That still leaves Sega with a small ~15 percent chunk of the business, but that’s hardly enough to control its operations. No, from here on out, Sega has essentially washed its hands of its arcades, which might disappoint some of its Japan-based fans.
The buyer in this case is Genda, an “amusement machine company,” according to a Eurogamer report. The outlet says Sega was quite open about the reasoning for the sale, stating the following:
As Amusement Center Operations area in Entertainment Contents Business is strongly affected by COVID-19, utilisation of facilities has declined remarkably, and a significant loss was recorded at 1Q of the fiscal year ending March 2021.

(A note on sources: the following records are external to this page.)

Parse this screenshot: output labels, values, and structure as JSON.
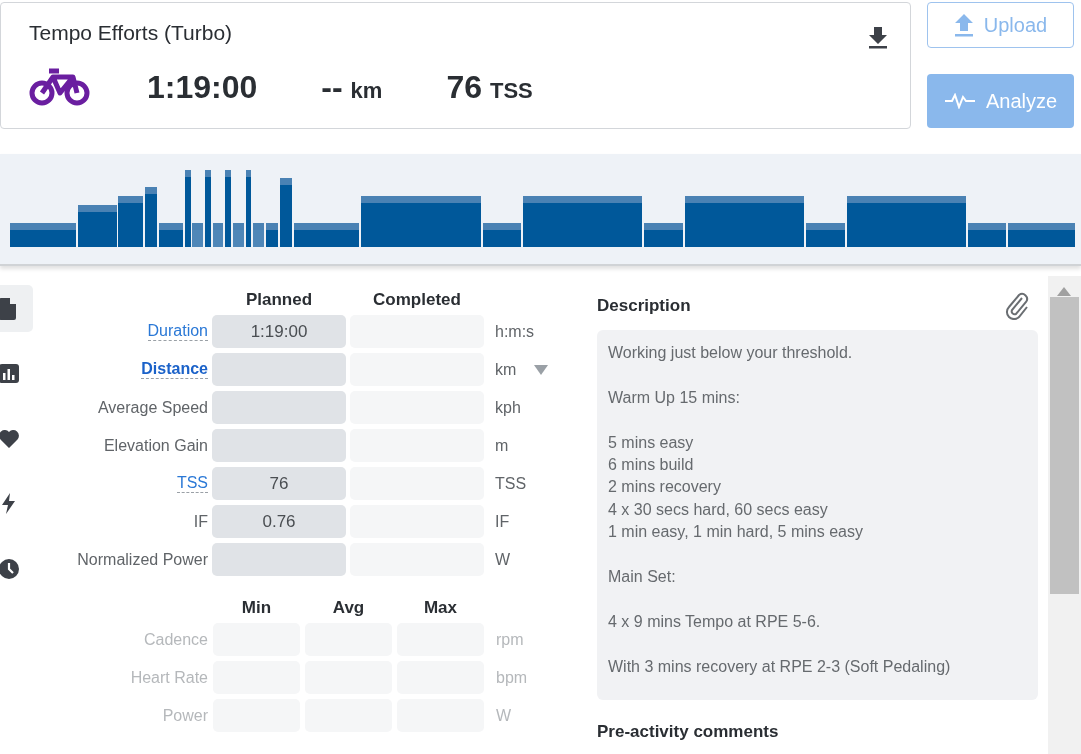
{
  "header": {
    "title": "Tempo Efforts (Turbo)",
    "stats": [
      {
        "value": "1:19:00"
      },
      {
        "value": "--",
        "unit": "km"
      },
      {
        "value": "76",
        "unit": "TSS"
      }
    ]
  },
  "actions": [
    {
      "label": "Upload",
      "kind": "outline"
    },
    {
      "label": "Analyze",
      "kind": "filled"
    }
  ],
  "sidebar": {
    "items": [
      {
        "kind": "document",
        "selected": true
      },
      {
        "kind": "chart",
        "selected": false
      },
      {
        "kind": "heart",
        "selected": false
      },
      {
        "kind": "bolt",
        "selected": false
      },
      {
        "kind": "clock",
        "selected": false
      }
    ]
  },
  "summary": {
    "columns": [
      "Planned",
      "Completed"
    ],
    "rows": [
      {
        "label": "Duration",
        "kind": "link",
        "planned": "1:19:00",
        "unit": "h:m:s",
        "unit_dropdown": false
      },
      {
        "label": "Distance",
        "kind": "bold-link",
        "unit": "km",
        "unit_dropdown": true
      },
      {
        "label": "Average Speed",
        "kind": "plain",
        "unit": "kph",
        "unit_dropdown": false
      },
      {
        "label": "Elevation Gain",
        "kind": "plain",
        "unit": "m",
        "unit_dropdown": false
      },
      {
        "label": "TSS",
        "kind": "link",
        "planned": "76",
        "unit": "TSS",
        "unit_dropdown": false
      },
      {
        "label": "IF",
        "kind": "plain",
        "planned": "0.76",
        "unit": "IF",
        "unit_dropdown": false
      },
      {
        "label": "Normalized Power",
        "kind": "plain",
        "unit": "W",
        "unit_dropdown": false
      }
    ]
  },
  "ranges": {
    "columns": [
      "Min",
      "Avg",
      "Max"
    ],
    "rows": [
      {
        "label": "Cadence",
        "disabled": true,
        "unit": "rpm"
      },
      {
        "label": "Heart Rate",
        "disabled": true,
        "unit": "bpm"
      },
      {
        "label": "Power",
        "disabled": true,
        "unit": "W"
      }
    ]
  },
  "description": {
    "title": "Description",
    "text": "Working just below your threshold.\n\nWarm Up 15 mins:\n\n5 mins easy\n6 mins build\n2 mins recovery\n4 x 30 secs hard, 60 secs easy\n1 min easy, 1 min hard, 5 mins easy\n\nMain Set:\n\n4 x 9 mins Tempo at RPE 5-6.\n\nWith 3 mins recovery at RPE 2-3 (Soft Pedaling)"
  },
  "comments": {
    "title": "Pre-activity comments"
  }
}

Sega also claims that it doesn’t intend to make any money from this sale. On the contrary, the company is preparing for “extraordinary losses” as a result of the deal, which isn’t something investors are likely to enjoy hearing.

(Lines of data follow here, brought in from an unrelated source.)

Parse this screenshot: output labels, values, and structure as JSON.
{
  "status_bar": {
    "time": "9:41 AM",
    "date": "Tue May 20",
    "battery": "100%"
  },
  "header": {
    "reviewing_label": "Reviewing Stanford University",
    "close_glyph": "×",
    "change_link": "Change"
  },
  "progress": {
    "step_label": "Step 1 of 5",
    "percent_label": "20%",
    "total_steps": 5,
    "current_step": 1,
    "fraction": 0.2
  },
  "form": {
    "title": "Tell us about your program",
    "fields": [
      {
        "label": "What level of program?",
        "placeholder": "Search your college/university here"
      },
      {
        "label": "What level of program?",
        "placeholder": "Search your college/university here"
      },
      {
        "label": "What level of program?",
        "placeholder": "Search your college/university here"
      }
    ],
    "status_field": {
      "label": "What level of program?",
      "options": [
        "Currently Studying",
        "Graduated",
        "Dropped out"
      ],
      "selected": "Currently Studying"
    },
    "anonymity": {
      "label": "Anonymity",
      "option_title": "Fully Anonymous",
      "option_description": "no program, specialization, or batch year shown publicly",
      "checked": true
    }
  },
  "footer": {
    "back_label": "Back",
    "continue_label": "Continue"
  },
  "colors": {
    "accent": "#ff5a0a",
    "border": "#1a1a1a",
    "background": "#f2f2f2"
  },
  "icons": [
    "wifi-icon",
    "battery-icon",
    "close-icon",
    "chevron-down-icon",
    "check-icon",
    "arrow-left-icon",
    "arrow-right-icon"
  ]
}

Practically speaking, not much will change for customers in the foreseeable future. Sega will no longer be operating its arcades, but they will still bear the Sega brand name, and the company will continue to create new arcade games as it sees fit.

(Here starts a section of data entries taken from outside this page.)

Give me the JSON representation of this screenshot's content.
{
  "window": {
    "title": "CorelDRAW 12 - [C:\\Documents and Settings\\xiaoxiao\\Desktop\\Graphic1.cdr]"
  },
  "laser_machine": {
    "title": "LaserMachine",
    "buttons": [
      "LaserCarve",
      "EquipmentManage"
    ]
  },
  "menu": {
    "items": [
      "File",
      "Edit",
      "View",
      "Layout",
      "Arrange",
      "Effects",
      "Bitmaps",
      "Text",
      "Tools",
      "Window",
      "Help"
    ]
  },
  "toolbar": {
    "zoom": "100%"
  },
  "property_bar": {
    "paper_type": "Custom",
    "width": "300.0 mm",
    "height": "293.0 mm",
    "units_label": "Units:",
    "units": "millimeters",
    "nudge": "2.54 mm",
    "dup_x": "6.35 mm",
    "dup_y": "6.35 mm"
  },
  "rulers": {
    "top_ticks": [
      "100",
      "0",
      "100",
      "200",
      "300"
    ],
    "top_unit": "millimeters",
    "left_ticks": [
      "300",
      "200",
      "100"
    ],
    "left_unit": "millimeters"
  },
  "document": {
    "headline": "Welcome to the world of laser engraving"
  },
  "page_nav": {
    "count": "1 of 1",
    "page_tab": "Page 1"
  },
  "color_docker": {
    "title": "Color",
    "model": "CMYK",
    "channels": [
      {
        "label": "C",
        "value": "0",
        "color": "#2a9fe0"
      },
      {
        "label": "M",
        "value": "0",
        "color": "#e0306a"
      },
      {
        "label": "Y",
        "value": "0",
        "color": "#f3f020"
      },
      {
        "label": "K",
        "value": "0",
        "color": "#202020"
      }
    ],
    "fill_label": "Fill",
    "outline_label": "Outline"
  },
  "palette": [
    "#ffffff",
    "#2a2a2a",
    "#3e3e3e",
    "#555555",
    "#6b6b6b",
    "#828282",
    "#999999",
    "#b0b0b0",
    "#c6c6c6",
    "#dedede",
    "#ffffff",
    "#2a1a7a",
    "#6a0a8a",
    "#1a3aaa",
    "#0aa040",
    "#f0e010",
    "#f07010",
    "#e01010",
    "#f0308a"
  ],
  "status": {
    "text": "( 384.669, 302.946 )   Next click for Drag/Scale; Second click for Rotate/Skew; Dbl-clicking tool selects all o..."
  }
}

It’s sad to see Sega divest such a large portion of one of its classic physical businesses, but it sounds like the move is for the best. There’s no sense remaining on a sinking ship when no rescue is in sight, after all.